= About this task =
When you repeat the entries, reproduce each line exactly and omit every picture.

= Given records =
☆ ☆ ☆
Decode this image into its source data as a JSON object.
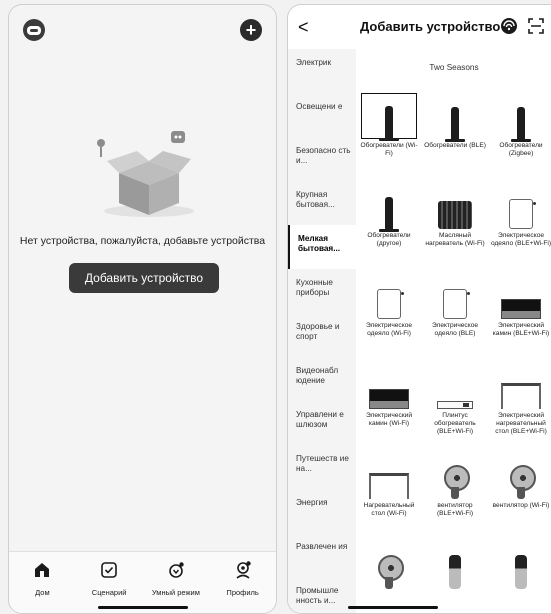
{
  "left": {
    "empty_text": "Нет устройства, пожалуйста, добавьте устройства",
    "add_button": "Добавить устройство",
    "tabs": [
      {
        "label": "Дом",
        "icon": "home-icon"
      },
      {
        "label": "Сценарий",
        "icon": "scenario-icon"
      },
      {
        "label": "Умный режим",
        "icon": "smart-mode-icon"
      },
      {
        "label": "Профиль",
        "icon": "profile-icon"
      }
    ]
  },
  "right": {
    "back_label": "<",
    "title": "Добавить устройство",
    "brand": "Two Seasons",
    "categories": [
      "Электрик",
      "Освещени е",
      "Безопасно сть и...",
      "Крупная бытовая...",
      "Мелкая бытовая...",
      "Кухонные приборы",
      "Здоровье и спорт",
      "Видеонабл юдение",
      "Управлени е шлюзом",
      "Путешеств ие на...",
      "Энергия",
      "Развлечен ия",
      "Промышле нность и..."
    ],
    "active_category_index": 4,
    "devices": [
      {
        "label": "Обогреватели (Wi-Fi)",
        "kind": "heater-tower",
        "selected": true
      },
      {
        "label": "Обогреватели (BLE)",
        "kind": "heater-tower"
      },
      {
        "label": "Обогреватели (Zigbee)",
        "kind": "heater-tower"
      },
      {
        "label": "Обогреватели (другое)",
        "kind": "heater-tower"
      },
      {
        "label": "Масляный нагреватель (Wi-Fi)",
        "kind": "oil-heater"
      },
      {
        "label": "Электрическое одеяло (BLE+Wi-Fi)",
        "kind": "blanket"
      },
      {
        "label": "Электрическое одеяло (Wi-Fi)",
        "kind": "blanket"
      },
      {
        "label": "Электрическое одеяло (BLE)",
        "kind": "blanket"
      },
      {
        "label": "Электрический камин (BLE+Wi-Fi)",
        "kind": "fireplace"
      },
      {
        "label": "Электрический камин (Wi-Fi)",
        "kind": "fireplace"
      },
      {
        "label": "Плинтус обогреватель (BLE+Wi-Fi)",
        "kind": "plinth"
      },
      {
        "label": "Электрический нагревательный стол (BLE+Wi-Fi)",
        "kind": "table-heater"
      },
      {
        "label": "Нагревательный стол (Wi-Fi)",
        "kind": "table-heater"
      },
      {
        "label": "вентилятор (BLE+Wi-Fi)",
        "kind": "fan"
      },
      {
        "label": "вентилятор (Wi-Fi)",
        "kind": "fan"
      },
      {
        "label": "",
        "kind": "fan"
      },
      {
        "label": "",
        "kind": "tower-fan"
      },
      {
        "label": "",
        "kind": "tower-fan"
      }
    ]
  }
}
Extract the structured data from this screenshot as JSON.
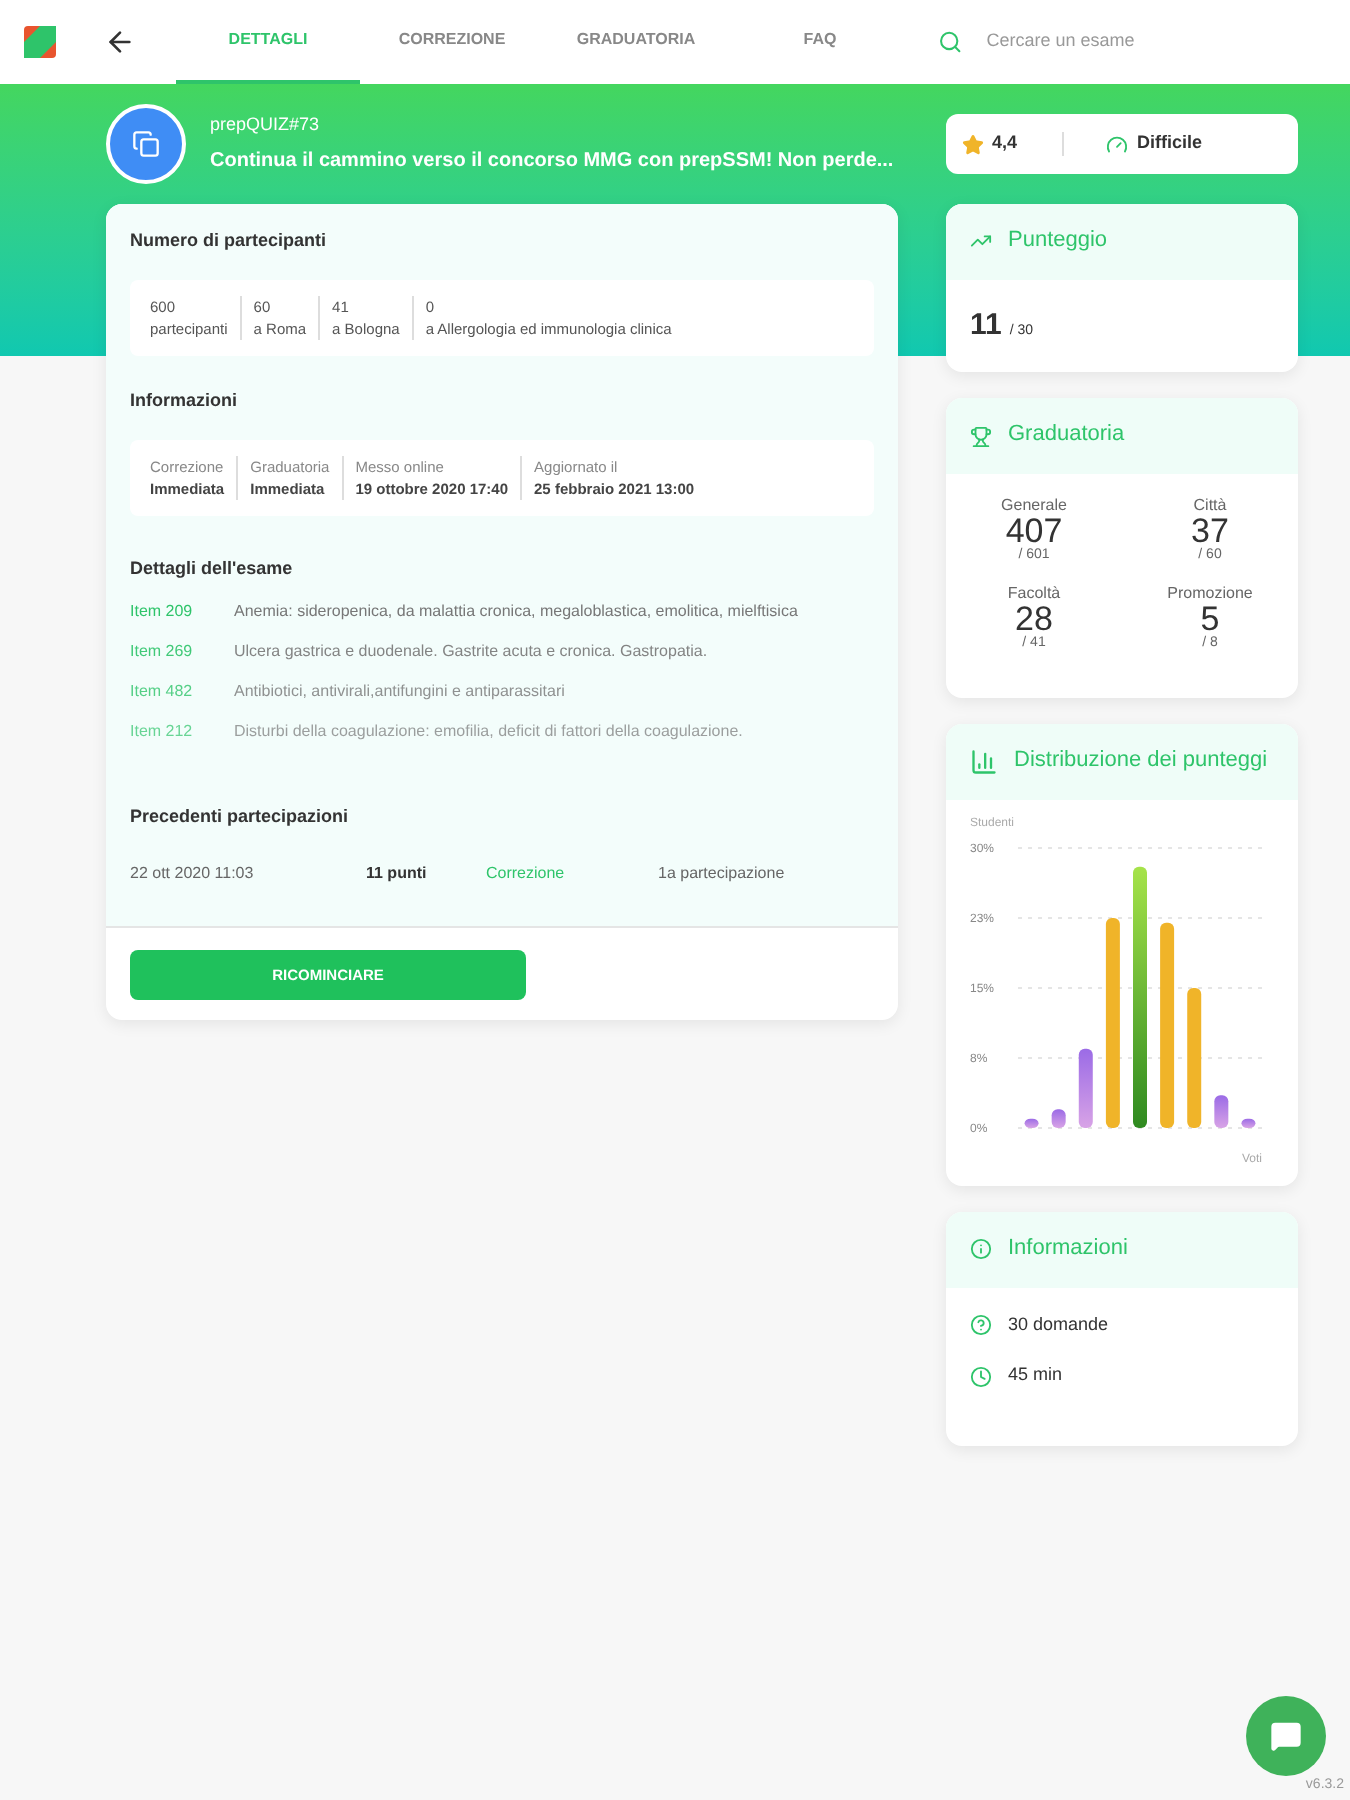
{
  "nav": {
    "tabs": [
      {
        "label": "DETTAGLI",
        "selected": true
      },
      {
        "label": "CORREZIONE",
        "selected": false
      },
      {
        "label": "GRADUATORIA",
        "selected": false
      },
      {
        "label": "FAQ",
        "selected": false
      }
    ],
    "search": {
      "placeholder": "Cercare un esame"
    }
  },
  "exam": {
    "code": "prepQUIZ#73",
    "title": "Continua il cammino verso il concorso MMG con prepSSM! Non perde...",
    "rating": "4,4",
    "difficulty": "Difficile"
  },
  "participants": {
    "title": "Numero di partecipanti",
    "stats": [
      {
        "value": "600",
        "label": "partecipanti"
      },
      {
        "value": "60",
        "label": "a Roma"
      },
      {
        "value": "41",
        "label": "a Bologna"
      },
      {
        "value": "0",
        "label": "a Allergologia ed immunologia clinica"
      }
    ]
  },
  "info": {
    "title": "Informazioni",
    "fields": [
      {
        "label": "Correzione",
        "value": "Immediata"
      },
      {
        "label": "Graduatoria",
        "value": "Immediata"
      },
      {
        "label": "Messo online",
        "value": "19 ottobre 2020 17:40"
      },
      {
        "label": "Aggiornato il",
        "value": "25 febbraio 2021 13:00"
      }
    ]
  },
  "details": {
    "title": "Dettagli dell'esame",
    "items": [
      {
        "code": "Item 209",
        "text": "Anemia: sideropenica, da malattia cronica, megaloblastica, emolitica, mielftisica"
      },
      {
        "code": "Item 269",
        "text": "Ulcera gastrica e duodenale. Gastrite acuta e cronica. Gastropatia."
      },
      {
        "code": "Item 482",
        "text": "Antibiotici, antivirali,antifungini e antiparassitari"
      },
      {
        "code": "Item 212",
        "text": "Disturbi della coagulazione: emofilia, deficit di fattori della coagulazione."
      }
    ]
  },
  "previous": {
    "title": "Precedenti partecipazioni",
    "rows": [
      {
        "date": "22 ott 2020 11:03",
        "score": "11 punti",
        "link": "Correzione",
        "attempt": "1a partecipazione"
      }
    ]
  },
  "restart_button": "RICOMINCIARE",
  "score": {
    "title": "Punteggio",
    "value": "11",
    "total": "/ 30"
  },
  "ranking": {
    "title": "Graduatoria",
    "cells": [
      {
        "label": "Generale",
        "value": "407",
        "total": "/ 601"
      },
      {
        "label": "Città",
        "value": "37",
        "total": "/ 60"
      },
      {
        "label": "Facoltà",
        "value": "28",
        "total": "/ 41"
      },
      {
        "label": "Promozione",
        "value": "5",
        "total": "/ 8"
      }
    ]
  },
  "distribution": {
    "title": "Distribuzione dei punteggi",
    "chart_data": {
      "type": "bar",
      "grid": true,
      "xlabel": "Voti",
      "ylabel": "Studenti",
      "ylim": [
        0,
        30
      ],
      "yticks": [
        {
          "value": 0,
          "label": "0%"
        },
        {
          "value": 7.5,
          "label": "8%"
        },
        {
          "value": 15,
          "label": "15%"
        },
        {
          "value": 22.5,
          "label": "23%"
        },
        {
          "value": 30,
          "label": "30%"
        }
      ],
      "values": [
        1,
        2,
        8.5,
        22.5,
        28,
        22,
        15,
        3.5,
        1
      ]
    }
  },
  "summary": {
    "title": "Informazioni",
    "items": [
      {
        "kind": "questions",
        "text": "30 domande"
      },
      {
        "kind": "time",
        "text": "45 min"
      }
    ]
  },
  "version": "v6.3.2"
}
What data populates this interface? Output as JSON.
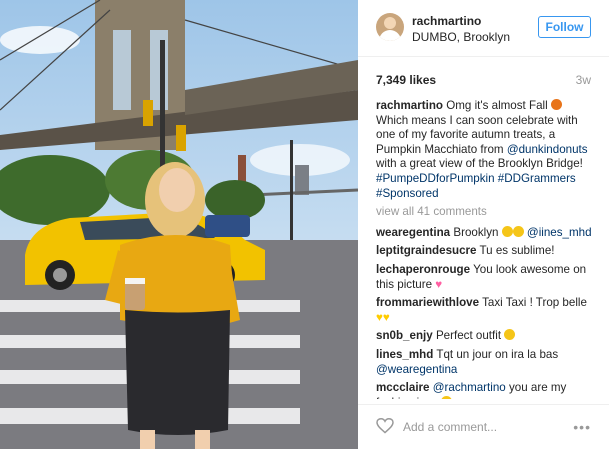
{
  "header": {
    "username": "rachmartino",
    "location": "DUMBO, Brooklyn",
    "follow_label": "Follow"
  },
  "stats": {
    "likes": "7,349 likes",
    "time_ago": "3w"
  },
  "caption": {
    "username": "rachmartino",
    "text_before": "Omg it's almost Fall",
    "text_after": "Which means I can soon celebrate with one of my favorite autumn treats, a Pumpkin Macchiato from",
    "mention": "@dunkindonuts",
    "text_end": "with a great view of the Brooklyn Bridge!",
    "hashtags": "#PumpeDDforPumpkin #DDGrammers #Sponsored"
  },
  "view_all": "view all 41 comments",
  "comments": [
    {
      "user": "wearegentina",
      "text": "Brooklyn",
      "mention": "@iines_mhd",
      "emoji": "star-eyes-emoji x2"
    },
    {
      "user": "leptitgraindesucre",
      "text": "Tu es sublime!"
    },
    {
      "user": "lechaperonrouge",
      "text": "You look awesome on this picture",
      "emoji": "pink-heart-emoji"
    },
    {
      "user": "frommariewithlove",
      "text": "Taxi Taxi ! Trop belle",
      "emoji": "yellow-heart-emoji x2"
    },
    {
      "user": "sn0b_enjy",
      "text": "Perfect outfit",
      "emoji": "smile-emoji"
    },
    {
      "user": "lines_mhd",
      "text": "Tqt un jour on ira la bas",
      "mention": "@wearegentina"
    },
    {
      "user": "mccclaire",
      "mention": "@rachmartino",
      "text": "you are my fashion icon",
      "emoji": "raised-hands-emoji"
    }
  ],
  "footer": {
    "add_comment_placeholder": "Add a comment...",
    "more_label": "•••"
  },
  "colors": {
    "accent": "#3897f0",
    "taxi": "#f2c200",
    "blouse": "#e8a812"
  }
}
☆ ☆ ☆
= Written reply =
Decode this image into its source data as a JSON object.
{
  "left": {
    "empty_text": "Нет устройства, пожалуйста, добавьте устройства",
    "add_button": "Добавить устройство",
    "tabs": [
      {
        "label": "Дом",
        "icon": "home-icon"
      },
      {
        "label": "Сценарий",
        "icon": "scenario-icon"
      },
      {
        "label": "Умный режим",
        "icon": "smart-mode-icon"
      },
      {
        "label": "Профиль",
        "icon": "profile-icon"
      }
    ]
  },
  "right": {
    "back_label": "<",
    "title": "Добавить устройство",
    "brand": "Two Seasons",
    "categories": [
      "Электрик",
      "Освещени е",
      "Безопасно сть и...",
      "Крупная бытовая...",
      "Мелкая бытовая...",
      "Кухонные приборы",
      "Здоровье и спорт",
      "Видеонабл юдение",
      "Управлени е шлюзом",
      "Путешеств ие на...",
      "Энергия",
      "Развлечен ия",
      "Промышле нность и..."
    ],
    "active_category_index": 4,
    "devices": [
      {
        "label": "Обогреватели (Wi-Fi)",
        "kind": "heater-tower",
        "selected": true
      },
      {
        "label": "Обогреватели (BLE)",
        "kind": "heater-tower"
      },
      {
        "label": "Обогреватели (Zigbee)",
        "kind": "heater-tower"
      },
      {
        "label": "Обогреватели (другое)",
        "kind": "heater-tower"
      },
      {
        "label": "Масляный нагреватель (Wi-Fi)",
        "kind": "oil-heater"
      },
      {
        "label": "Электрическое одеяло (BLE+Wi-Fi)",
        "kind": "blanket"
      },
      {
        "label": "Электрическое одеяло (Wi-Fi)",
        "kind": "blanket"
      },
      {
        "label": "Электрическое одеяло (BLE)",
        "kind": "blanket"
      },
      {
        "label": "Электрический камин (BLE+Wi-Fi)",
        "kind": "fireplace"
      },
      {
        "label": "Электрический камин (Wi-Fi)",
        "kind": "fireplace"
      },
      {
        "label": "Плинтус обогреватель (BLE+Wi-Fi)",
        "kind": "plinth"
      },
      {
        "label": "Электрический нагревательный стол (BLE+Wi-Fi)",
        "kind": "table-heater"
      },
      {
        "label": "Нагревательный стол (Wi-Fi)",
        "kind": "table-heater"
      },
      {
        "label": "вентилятор (BLE+Wi-Fi)",
        "kind": "fan"
      },
      {
        "label": "вентилятор (Wi-Fi)",
        "kind": "fan"
      },
      {
        "label": "",
        "kind": "fan"
      },
      {
        "label": "",
        "kind": "tower-fan"
      },
      {
        "label": "",
        "kind": "tower-fan"
      }
    ]
  }
}
Extract the structured data from this screenshot as JSON.
{
  "nav": {
    "tabs": [
      {
        "label": "DETTAGLI",
        "selected": true
      },
      {
        "label": "CORREZIONE",
        "selected": false
      },
      {
        "label": "GRADUATORIA",
        "selected": false
      },
      {
        "label": "FAQ",
        "selected": false
      }
    ],
    "search": {
      "placeholder": "Cercare un esame"
    }
  },
  "exam": {
    "code": "prepQUIZ#73",
    "title": "Continua il cammino verso il concorso MMG con prepSSM! Non perde...",
    "rating": "4,4",
    "difficulty": "Difficile"
  },
  "participants": {
    "title": "Numero di partecipanti",
    "stats": [
      {
        "value": "600",
        "label": "partecipanti"
      },
      {
        "value": "60",
        "label": "a Roma"
      },
      {
        "value": "41",
        "label": "a Bologna"
      },
      {
        "value": "0",
        "label": "a Allergologia ed immunologia clinica"
      }
    ]
  },
  "info": {
    "title": "Informazioni",
    "fields": [
      {
        "label": "Correzione",
        "value": "Immediata"
      },
      {
        "label": "Graduatoria",
        "value": "Immediata"
      },
      {
        "label": "Messo online",
        "value": "19 ottobre 2020 17:40"
      },
      {
        "label": "Aggiornato il",
        "value": "25 febbraio 2021 13:00"
      }
    ]
  },
  "details": {
    "title": "Dettagli dell'esame",
    "items": [
      {
        "code": "Item 209",
        "text": "Anemia: sideropenica, da malattia cronica, megaloblastica, emolitica, mielftisica"
      },
      {
        "code": "Item 269",
        "text": "Ulcera gastrica e duodenale. Gastrite acuta e cronica. Gastropatia."
      },
      {
        "code": "Item 482",
        "text": "Antibiotici, antivirali,antifungini e antiparassitari"
      },
      {
        "code": "Item 212",
        "text": "Disturbi della coagulazione: emofilia, deficit di fattori della coagulazione."
      }
    ]
  },
  "previous": {
    "title": "Precedenti partecipazioni",
    "rows": [
      {
        "date": "22 ott 2020 11:03",
        "score": "11 punti",
        "link": "Correzione",
        "attempt": "1a partecipazione"
      }
    ]
  },
  "restart_button": "RICOMINCIARE",
  "score": {
    "title": "Punteggio",
    "value": "11",
    "total": "/ 30"
  },
  "ranking": {
    "title": "Graduatoria",
    "cells": [
      {
        "label": "Generale",
        "value": "407",
        "total": "/ 601"
      },
      {
        "label": "Città",
        "value": "37",
        "total": "/ 60"
      },
      {
        "label": "Facoltà",
        "value": "28",
        "total": "/ 41"
      },
      {
        "label": "Promozione",
        "value": "5",
        "total": "/ 8"
      }
    ]
  },
  "distribution": {
    "title": "Distribuzione dei punteggi",
    "chart_data": {
      "type": "bar",
      "grid": true,
      "xlabel": "Voti",
      "ylabel": "Studenti",
      "ylim": [
        0,
        30
      ],
      "yticks": [
        {
          "value": 0,
          "label": "0%"
        },
        {
          "value": 7.5,
          "label": "8%"
        },
        {
          "value": 15,
          "label": "15%"
        },
        {
          "value": 22.5,
          "label": "23%"
        },
        {
          "value": 30,
          "label": "30%"
        }
      ],
      "values": [
        1,
        2,
        8.5,
        22.5,
        28,
        22,
        15,
        3.5,
        1
      ]
    }
  },
  "summary": {
    "title": "Informazioni",
    "items": [
      {
        "kind": "questions",
        "text": "30 domande"
      },
      {
        "kind": "time",
        "text": "45 min"
      }
    ]
  },
  "version": "v6.3.2"
}
What data populates this interface? Output as JSON.
{
  "header": {
    "username": "rachmartino",
    "location": "DUMBO, Brooklyn",
    "follow_label": "Follow"
  },
  "stats": {
    "likes": "7,349 likes",
    "time_ago": "3w"
  },
  "caption": {
    "username": "rachmartino",
    "text_before": "Omg it's almost Fall",
    "text_after": "Which means I can soon celebrate with one of my favorite autumn treats, a Pumpkin Macchiato from",
    "mention": "@dunkindonuts",
    "text_end": "with a great view of the Brooklyn Bridge!",
    "hashtags": "#PumpeDDforPumpkin #DDGrammers #Sponsored"
  },
  "view_all": "view all 41 comments",
  "comments": [
    {
      "user": "wearegentina",
      "text": "Brooklyn",
      "mention": "@iines_mhd",
      "emoji": "star-eyes-emoji x2"
    },
    {
      "user": "leptitgraindesucre",
      "text": "Tu es sublime!"
    },
    {
      "user": "lechaperonrouge",
      "text": "You look awesome on this picture",
      "emoji": "pink-heart-emoji"
    },
    {
      "user": "frommariewithlove",
      "text": "Taxi Taxi ! Trop belle",
      "emoji": "yellow-heart-emoji x2"
    },
    {
      "user": "sn0b_enjy",
      "text": "Perfect outfit",
      "emoji": "smile-emoji"
    },
    {
      "user": "lines_mhd",
      "text": "Tqt un jour on ira la bas",
      "mention": "@wearegentina"
    },
    {
      "user": "mccclaire",
      "mention": "@rachmartino",
      "text": "you are my fashion icon",
      "emoji": "raised-hands-emoji"
    }
  ],
  "footer": {
    "add_comment_placeholder": "Add a comment...",
    "more_label": "•••"
  },
  "colors": {
    "accent": "#3897f0",
    "taxi": "#f2c200",
    "blouse": "#e8a812"
  }
}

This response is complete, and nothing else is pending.